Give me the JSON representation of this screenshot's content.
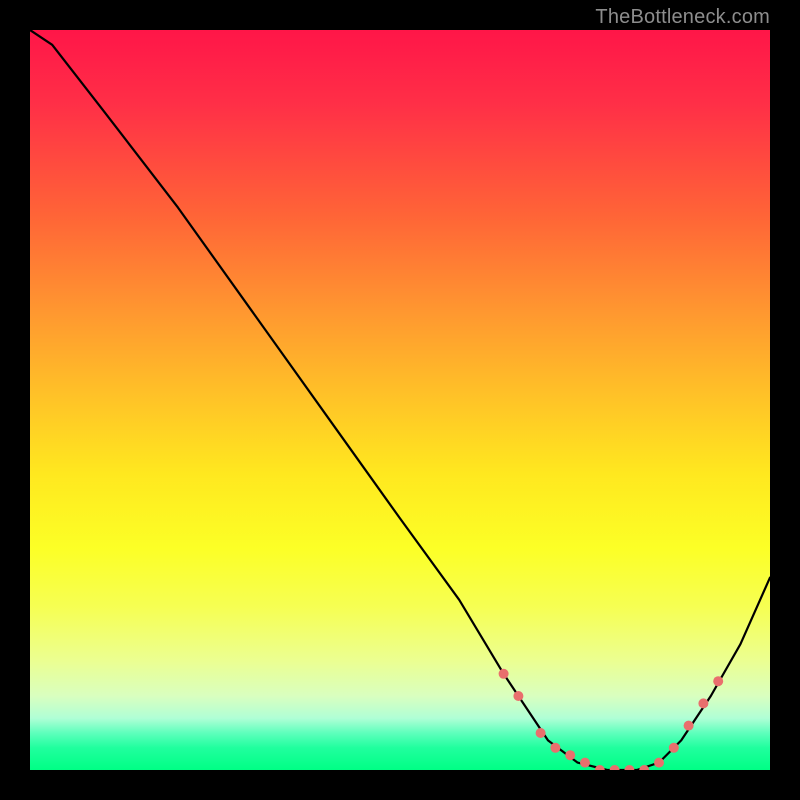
{
  "attribution": "TheBottleneck.com",
  "chart_data": {
    "type": "line",
    "title": "",
    "xlabel": "",
    "ylabel": "",
    "xlim": [
      0,
      100
    ],
    "ylim": [
      0,
      100
    ],
    "grid": false,
    "legend": false,
    "background_gradient": {
      "top_color": "#ff1648",
      "bottom_color": "#00ff85",
      "description": "vertical traffic-light gradient (red→orange→yellow→green)"
    },
    "series": [
      {
        "name": "bottleneck-curve",
        "color": "#000000",
        "x": [
          0,
          3,
          10,
          20,
          30,
          40,
          50,
          58,
          64,
          66,
          70,
          74,
          78,
          82,
          85,
          88,
          92,
          96,
          100
        ],
        "y": [
          100,
          98,
          89,
          76,
          62,
          48,
          34,
          23,
          13,
          10,
          4,
          1,
          0,
          0,
          1,
          4,
          10,
          17,
          26
        ]
      }
    ],
    "markers": {
      "name": "highlighted-points",
      "color": "#e96f6d",
      "radius_px": 5,
      "x": [
        64,
        66,
        69,
        71,
        73,
        75,
        77,
        79,
        81,
        83,
        85,
        87,
        89,
        91,
        93
      ],
      "y": [
        13,
        10,
        5,
        3,
        2,
        1,
        0,
        0,
        0,
        0,
        1,
        3,
        6,
        9,
        12
      ]
    }
  }
}
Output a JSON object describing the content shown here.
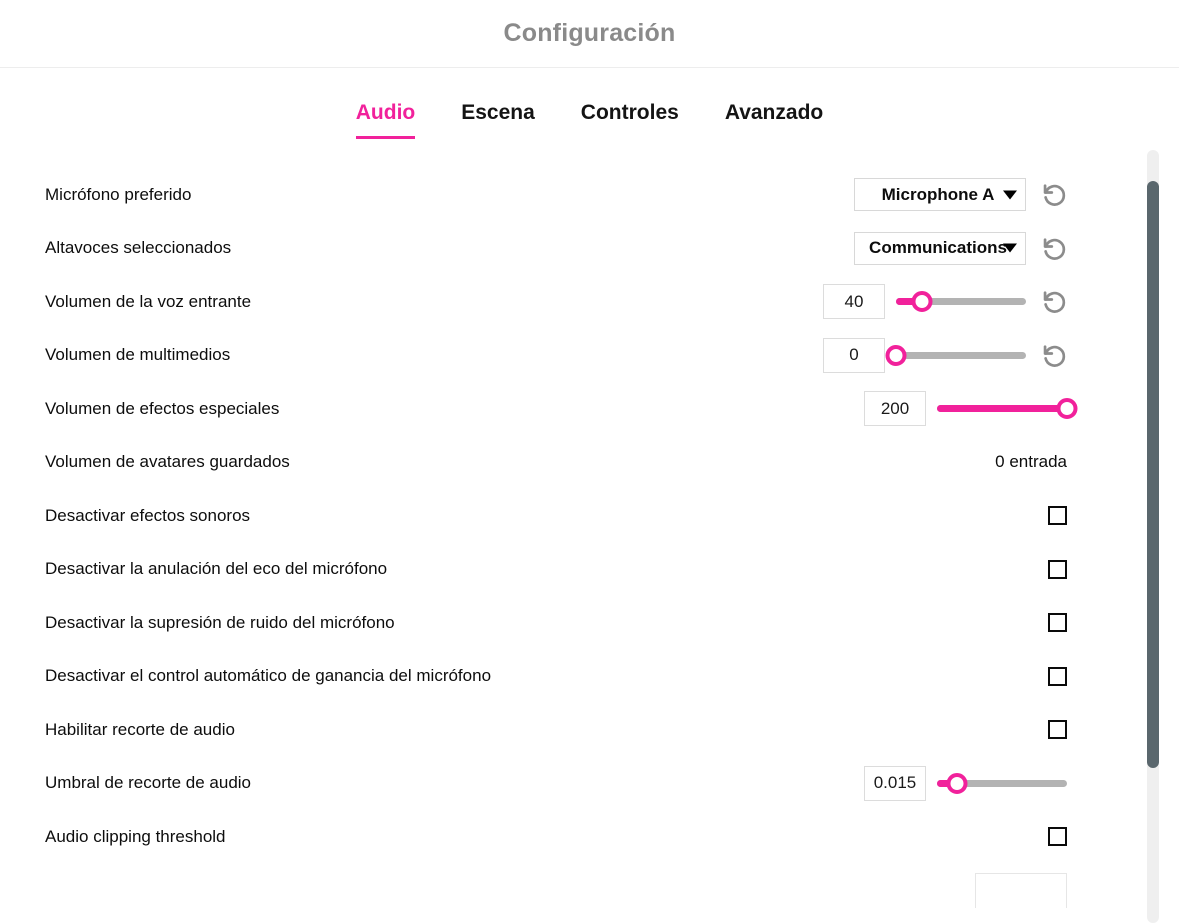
{
  "header": {
    "title": "Configuración"
  },
  "tabs": [
    {
      "label": "Audio",
      "active": true
    },
    {
      "label": "Escena",
      "active": false
    },
    {
      "label": "Controles",
      "active": false
    },
    {
      "label": "Avanzado",
      "active": false
    }
  ],
  "colors": {
    "accent": "#f1219b",
    "title": "#8a8a8a",
    "label": "#0d0d0d",
    "track": "#b3b3b3",
    "scrollbar_thumb": "#5a676d",
    "scrollbar_track": "#efefef"
  },
  "icons": {
    "reset": "reset-arrow-icon",
    "dropdown": "chevron-down-icon"
  },
  "rows": [
    {
      "label": "Micrófono preferido",
      "type": "select",
      "value": "Microphone A",
      "has_reset": true
    },
    {
      "label": "Altavoces seleccionados",
      "type": "select",
      "value": "Communications",
      "has_reset": true
    },
    {
      "label": "Volumen de la voz entrante",
      "type": "slider",
      "value": "40",
      "percent": 20,
      "has_reset": true
    },
    {
      "label": "Volumen de multimedios",
      "type": "slider",
      "value": "0",
      "percent": 0,
      "has_reset": true
    },
    {
      "label": "Volumen de efectos especiales",
      "type": "slider",
      "value": "200",
      "percent": 100,
      "has_reset": false
    },
    {
      "label": "Volumen de avatares guardados",
      "type": "text",
      "value": "0 entrada",
      "has_reset": false
    },
    {
      "label": "Desactivar efectos sonoros",
      "type": "checkbox",
      "checked": false,
      "has_reset": false
    },
    {
      "label": "Desactivar la anulación del eco del micrófono",
      "type": "checkbox",
      "checked": false,
      "has_reset": false
    },
    {
      "label": "Desactivar la supresión de ruido del micrófono",
      "type": "checkbox",
      "checked": false,
      "has_reset": false
    },
    {
      "label": "Desactivar el control automático de ganancia del micrófono",
      "type": "checkbox",
      "checked": false,
      "has_reset": false
    },
    {
      "label": "Habilitar recorte de audio",
      "type": "checkbox",
      "checked": false,
      "has_reset": false
    },
    {
      "label": "Umbral de recorte de audio",
      "type": "slider",
      "value": "0.015",
      "percent": 15,
      "has_reset": false
    },
    {
      "label": "Audio clipping threshold",
      "type": "checkbox",
      "checked": false,
      "has_reset": false
    },
    {
      "label": "",
      "type": "partial",
      "value": "",
      "has_reset": false
    }
  ],
  "scrollbar": {
    "thumb_top_pct": 4,
    "thumb_height_pct": 76
  }
}
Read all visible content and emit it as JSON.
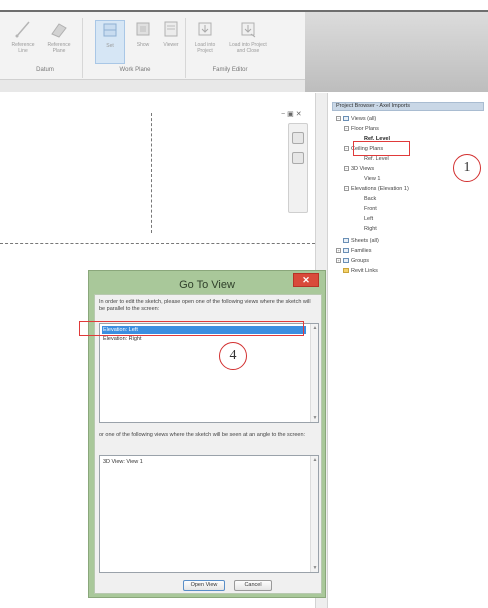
{
  "ribbon": {
    "tools": [
      {
        "label": "Reference Line",
        "icon": "reference-line-icon"
      },
      {
        "label": "Reference Plane",
        "icon": "reference-plane-icon"
      },
      {
        "label": "Set",
        "icon": "set-workplane-icon"
      },
      {
        "label": "Show",
        "icon": "show-workplane-icon"
      },
      {
        "label": "Viewer",
        "icon": "viewer-icon"
      },
      {
        "label": "Load into Project",
        "icon": "load-into-project-icon"
      },
      {
        "label": "Load into Project and Close",
        "icon": "load-into-project-close-icon"
      }
    ],
    "panels": [
      "Datum",
      "Work Plane",
      "Family Editor"
    ]
  },
  "project_browser": {
    "title": "Project Browser - Axel Imports",
    "items": [
      {
        "label": "Views (all)",
        "level": 0,
        "expander": "−"
      },
      {
        "label": "Floor Plans",
        "level": 1,
        "expander": "−"
      },
      {
        "label": "Ref. Level",
        "level": 2,
        "bold": true
      },
      {
        "label": "Ceiling Plans",
        "level": 1,
        "expander": "−"
      },
      {
        "label": "Ref. Level",
        "level": 2
      },
      {
        "label": "3D Views",
        "level": 1,
        "expander": "−"
      },
      {
        "label": "View 1",
        "level": 2
      },
      {
        "label": "Elevations (Elevation 1)",
        "level": 1,
        "expander": "−"
      },
      {
        "label": "Back",
        "level": 2
      },
      {
        "label": "Front",
        "level": 2
      },
      {
        "label": "Left",
        "level": 2
      },
      {
        "label": "Right",
        "level": 2
      },
      {
        "label": "Sheets (all)",
        "level": 0
      },
      {
        "label": "Families",
        "level": 0,
        "expander": "+"
      },
      {
        "label": "Groups",
        "level": 0,
        "expander": "+"
      },
      {
        "label": "Revit Links",
        "level": 0,
        "link": true
      }
    ]
  },
  "callouts": {
    "one": "1",
    "four": "4"
  },
  "dialog": {
    "title": "Go To View",
    "close_glyph": "✕",
    "instruction1": "In order to edit the sketch, please open one of the following views where the sketch will be parallel to the screen:",
    "list1": [
      "Elevation: Left",
      "Elevation: Right"
    ],
    "instruction2": "or one of the following views where the sketch will be seen at an angle to the screen:",
    "list2": [
      "3D View: View 1"
    ],
    "open_button": "Open View",
    "cancel_button": "Cancel"
  },
  "colors": {
    "dialog_frame": "#a9c89a",
    "selection": "#3b8ee0",
    "callout_red": "#e03a3a",
    "close_button": "#d94b3b"
  }
}
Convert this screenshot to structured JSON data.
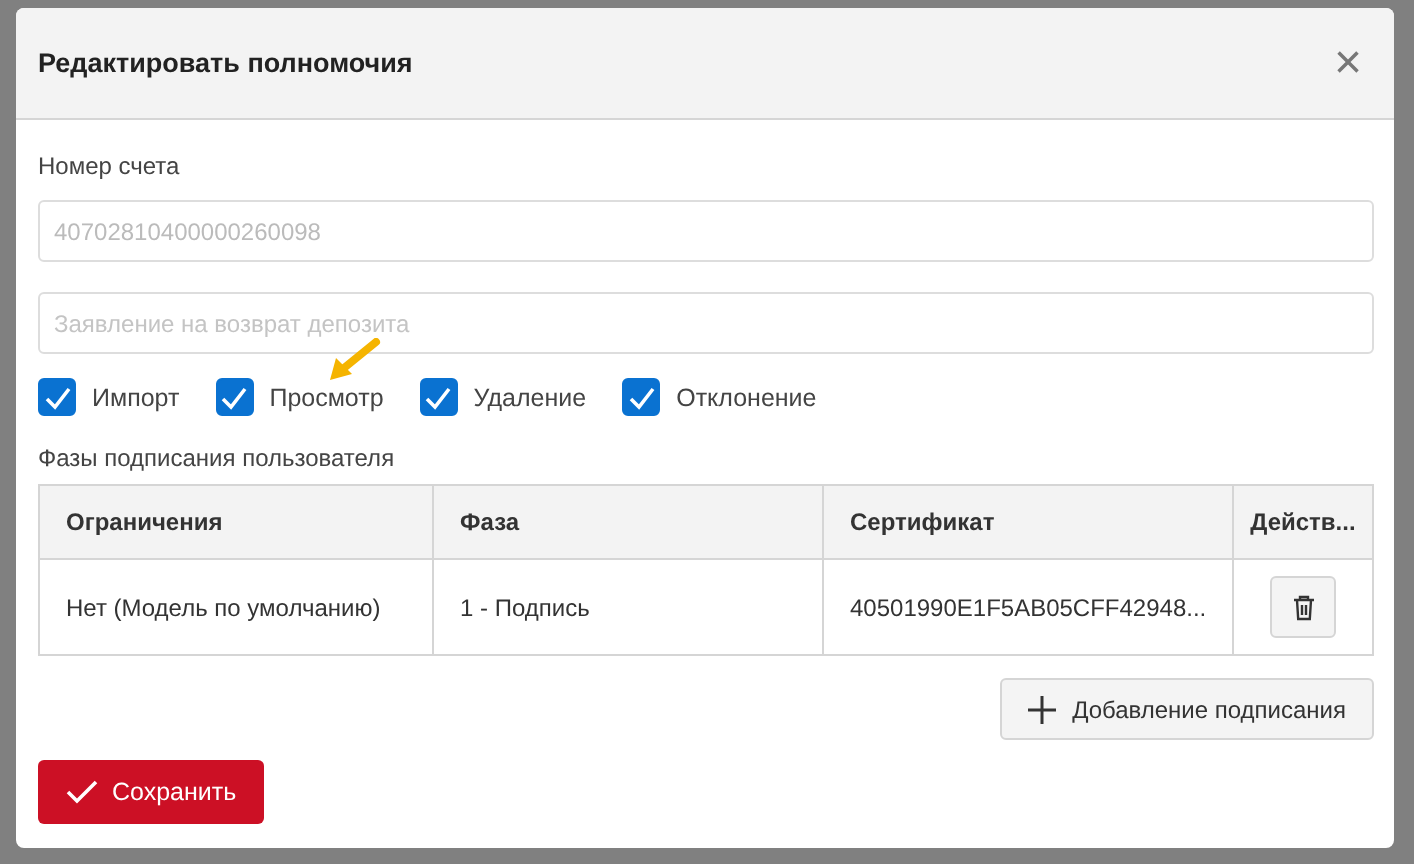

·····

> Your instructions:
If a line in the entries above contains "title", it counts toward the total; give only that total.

> Response below:
5